By Dan Cadman on September 21, 2017

A few days ago, Politico published a piece by Josh Gerstein exposing the latest in novel legal theories from those jocose judicial jokesters at the Ninth Circuit Court of Appeals, one which had slipped my attention.

Last April 18, the circuit court heard oral arguments on appeal by an individual who was convicted of inducing several aliens to stay in the United States illegally. The provision of law used to convict was a portion of the same law that covers smuggling, transporting, and harboring or shielding illegal aliens from detection: 8 U.S.C. Section 1324. The particular clause at play prohibits "encourag[ing] or inducing an alien to come to, enter, or reside in the United States, knowing or in reckless disregard of the fact that such coming to, entry, or residence is or will be in violation of law".

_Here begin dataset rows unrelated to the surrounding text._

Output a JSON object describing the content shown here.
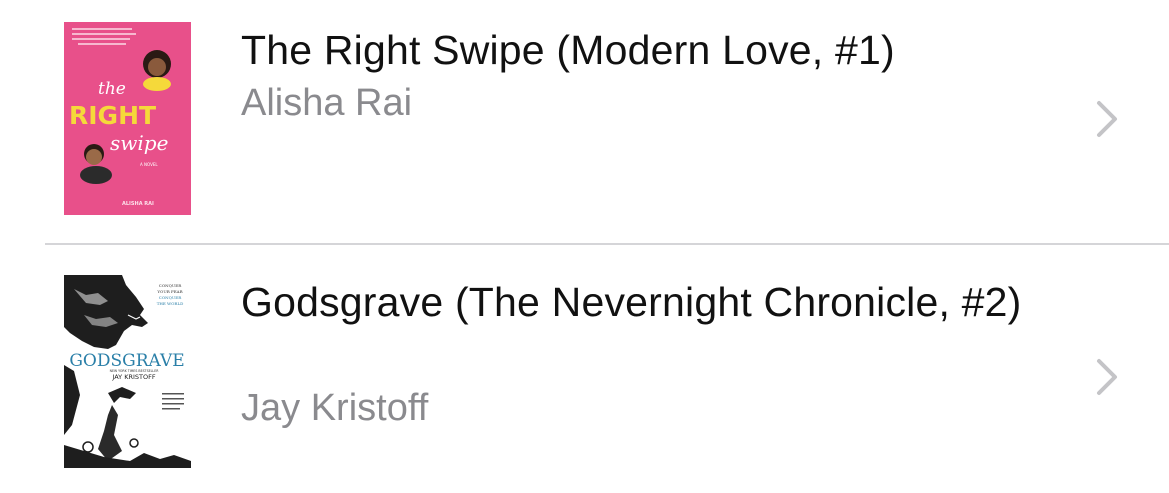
{
  "books": [
    {
      "title": "The Right Swipe (Modern Love, #1)",
      "author": "Alisha Rai",
      "cover": {
        "line_1": "the",
        "line_2": "RIGHT",
        "line_3": "swipe",
        "tag": "A NOVEL",
        "author": "ALISHA RAI",
        "background_color": "#e8508a",
        "accent_color": "#f5d93a"
      }
    },
    {
      "title": "Godsgrave (The Nevernight Chronicle, #2)",
      "author": "Jay Kristoff",
      "cover": {
        "tagline_1": "CONQUER",
        "tagline_2": "YOUR FEAR",
        "tagline_3": "CONQUER",
        "tagline_4": "THE WORLD",
        "title": "GODSGRAVE",
        "bestseller": "NEW YORK TIMES BESTSELLER",
        "author": "JAY KRISTOFF",
        "background_color": "#ffffff",
        "title_color": "#2a7fa8"
      }
    }
  ],
  "icons": {
    "disclosure": "chevron-right-icon"
  },
  "colors": {
    "title_text": "#111111",
    "author_text": "#8a8a8e",
    "chevron": "#c4c4c7",
    "divider": "#d5d5d8"
  }
}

Exactly five months to the day after oral argument, the court entered an order, "inviting" the "Federal Defender Organizations of the Ninth Circuit (as a group), and the Immigrant Defense Project and the National Immigration Project of the National Lawyers Guild to file amicus [friend of the court] briefs" on, among other things, whether the law was either unconstitutionally broad or vague, or whether it infringes on a person's First Amendment free speech rights.

Note that the organizations specifically invited to submit briefs on those subjects are all tilted toward the defendant and toward open borders and immigrant advocacy. Being in a liberal (pardon the turn of phrase) mood, the court showed its magnanimity by adding that, "This order shall not preclude any other interested organizations or groups from filing amicus or amici briefs on either side." Such generosity of spirit!

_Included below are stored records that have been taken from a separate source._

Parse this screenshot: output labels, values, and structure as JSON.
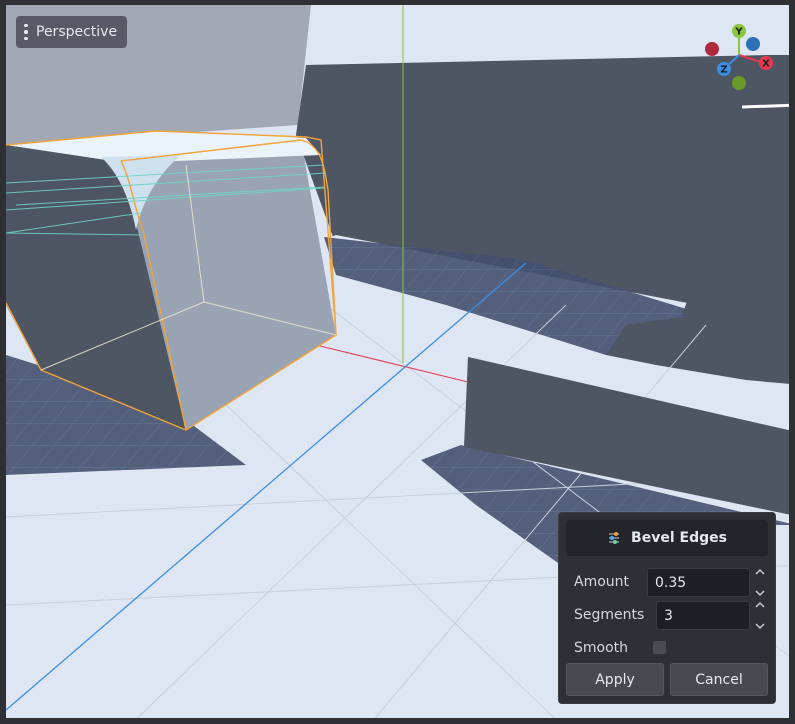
{
  "viewport": {
    "mode_label": "Perspective",
    "menu_icon": "vertical-dots-icon"
  },
  "gizmo": {
    "y_label": "Y",
    "z_label": "Z",
    "x_label": "X",
    "colors": {
      "y": "#8cc63f",
      "x": "#e8384f",
      "z": "#3a8ee6",
      "neg_y": "#6a9a2a",
      "neg_x": "#b02a3e",
      "neg_z": "#2f70b8"
    }
  },
  "bevel_panel": {
    "icon": "sliders-icon",
    "title": "Bevel Edges",
    "amount_label": "Amount",
    "amount_value": "0.35",
    "segments_label": "Segments",
    "segments_value": "3",
    "smooth_label": "Smooth",
    "smooth_checked": false,
    "apply_label": "Apply",
    "cancel_label": "Cancel"
  }
}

I'm a simple kind of guy. If it's unconstitutionally vague to incite someone to enter or reside in the United States illegally, or if it in some way infringes on the free speech rights of the inciter, then does that mean the same would apply to anyone who incites a riot? How about inciting someone to murder? Would appealing convictions for those crimes result in similar invitations for amicus briefs?

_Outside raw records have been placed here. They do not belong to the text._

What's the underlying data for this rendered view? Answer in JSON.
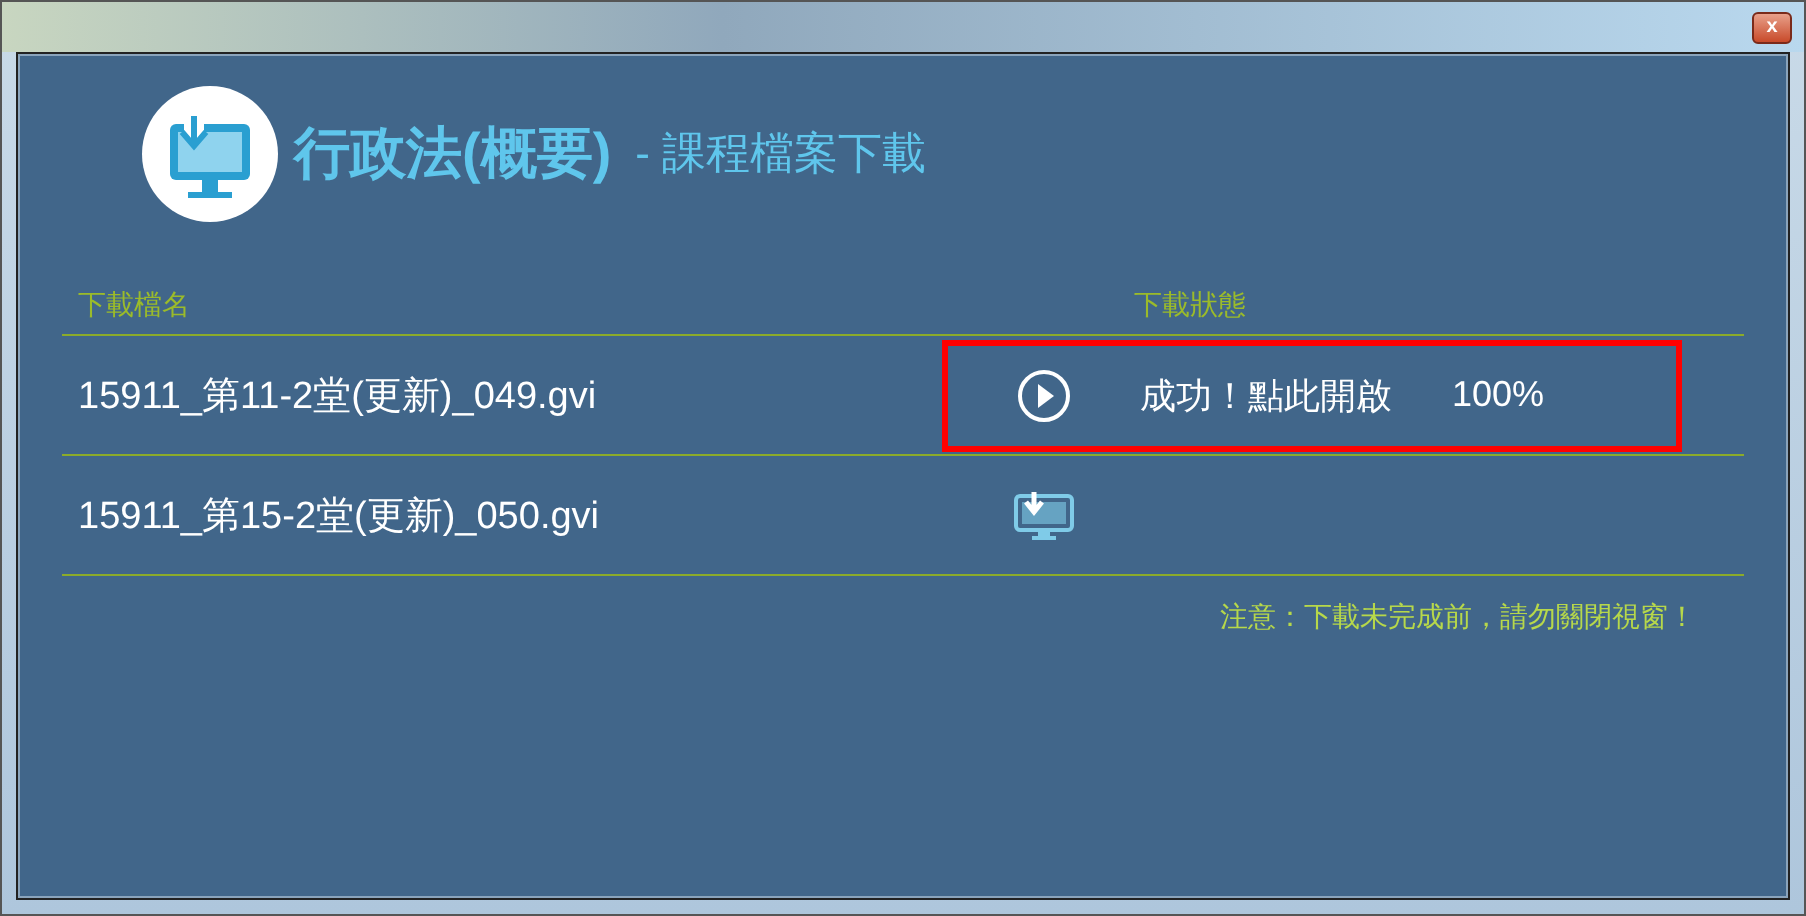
{
  "window": {
    "close_label": "x"
  },
  "header": {
    "title": "行政法(概要)",
    "subtitle": "- 課程檔案下載"
  },
  "table": {
    "columns": [
      "下載檔名",
      "下載狀態"
    ],
    "rows": [
      {
        "file": "15911_第11-2堂(更新)_049.gvi",
        "kind": "done",
        "status": "成功！點此開啟",
        "percent": "100%",
        "highlighted": true
      },
      {
        "file": "15911_第15-2堂(更新)_050.gvi",
        "kind": "pending",
        "highlighted": false
      }
    ]
  },
  "notice": "注意：下載未完成前，請勿關閉視窗！"
}
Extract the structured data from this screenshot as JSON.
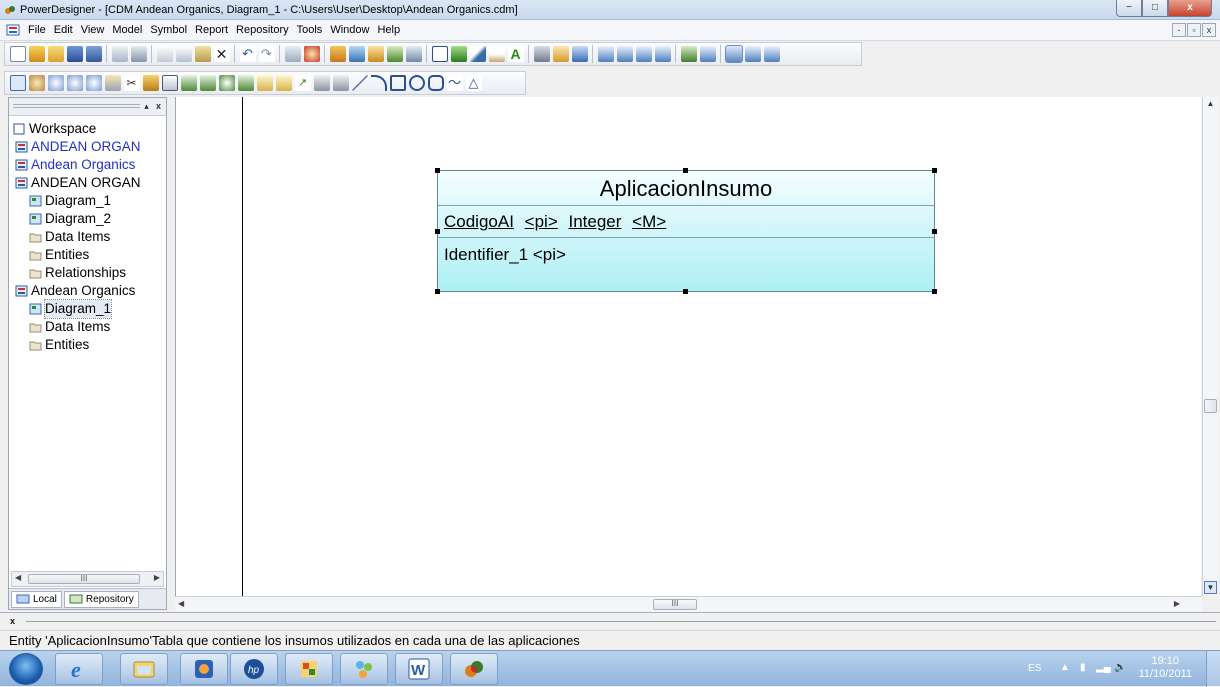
{
  "window": {
    "title": "PowerDesigner - [CDM Andean Organics, Diagram_1 - C:\\Users\\User\\Desktop\\Andean Organics.cdm]",
    "minimize": "−",
    "maximize": "□",
    "close": "x"
  },
  "menu": {
    "items": [
      "File",
      "Edit",
      "View",
      "Model",
      "Symbol",
      "Report",
      "Repository",
      "Tools",
      "Window",
      "Help"
    ],
    "mdi_min": "-",
    "mdi_restore": "▫",
    "mdi_close": "x"
  },
  "browser": {
    "close_btn": "x",
    "pin_btn": "▴",
    "tree": [
      {
        "label": "Workspace",
        "icon": "workspace-icon",
        "indent": 0,
        "blue": false
      },
      {
        "label": "ANDEAN ORGAN",
        "icon": "model-icon",
        "indent": 1,
        "blue": true
      },
      {
        "label": "Andean Organics",
        "icon": "model-icon",
        "indent": 1,
        "blue": true
      },
      {
        "label": "ANDEAN ORGAN",
        "icon": "model-icon",
        "indent": 1,
        "blue": false
      },
      {
        "label": "Diagram_1",
        "icon": "diagram-icon",
        "indent": 2,
        "blue": false
      },
      {
        "label": "Diagram_2",
        "icon": "diagram-icon",
        "indent": 2,
        "blue": false
      },
      {
        "label": "Data Items",
        "icon": "folder-icon",
        "indent": 2,
        "blue": false
      },
      {
        "label": "Entities",
        "icon": "folder-icon",
        "indent": 2,
        "blue": false
      },
      {
        "label": "Relationships",
        "icon": "folder-icon",
        "indent": 2,
        "blue": false
      },
      {
        "label": "Andean Organics",
        "icon": "model-icon",
        "indent": 1,
        "blue": false
      },
      {
        "label": "Diagram_1",
        "icon": "diagram-icon",
        "indent": 2,
        "blue": false,
        "selected": true
      },
      {
        "label": "Data Items",
        "icon": "folder-icon",
        "indent": 2,
        "blue": false
      },
      {
        "label": "Entities",
        "icon": "folder-icon",
        "indent": 2,
        "blue": false
      }
    ],
    "tabs": {
      "local": "Local",
      "repository": "Repository"
    },
    "scroll_grip": "III"
  },
  "entity": {
    "name": "AplicacionInsumo",
    "attribute": {
      "name": "CodigoAI",
      "key": "<pi>",
      "type": "Integer",
      "mandatory": "<M>"
    },
    "identifier": "Identifier_1 <pi>"
  },
  "canvas": {
    "scroll_grip": "III"
  },
  "output": {
    "close": "x"
  },
  "status": {
    "text": "Entity 'AplicacionInsumo'Tabla que contiene los insumos utilizados en cada una de las aplicaciones"
  },
  "taskbar": {
    "apps": [
      "internet-explorer",
      "file-explorer",
      "media-player",
      "hp-app",
      "paint-app",
      "people-app",
      "word",
      "powerdesigner"
    ],
    "language": "ES",
    "time": "19:10",
    "date": "11/10/2011"
  },
  "colors": {
    "entity_fill_top": "#f5feff",
    "entity_fill_bottom": "#aef0f5",
    "entity_border": "#5a8a96",
    "tree_link_blue": "#2030c8",
    "taskbar": "#a6c4e6"
  }
}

It seems to me that the threshold is pretty clear. When you move people to act in illegal ways, then haven't you crossed the line from exercising your right to free speech and instead become principal to a crime? But, as I said, I'm a simple kind of guy.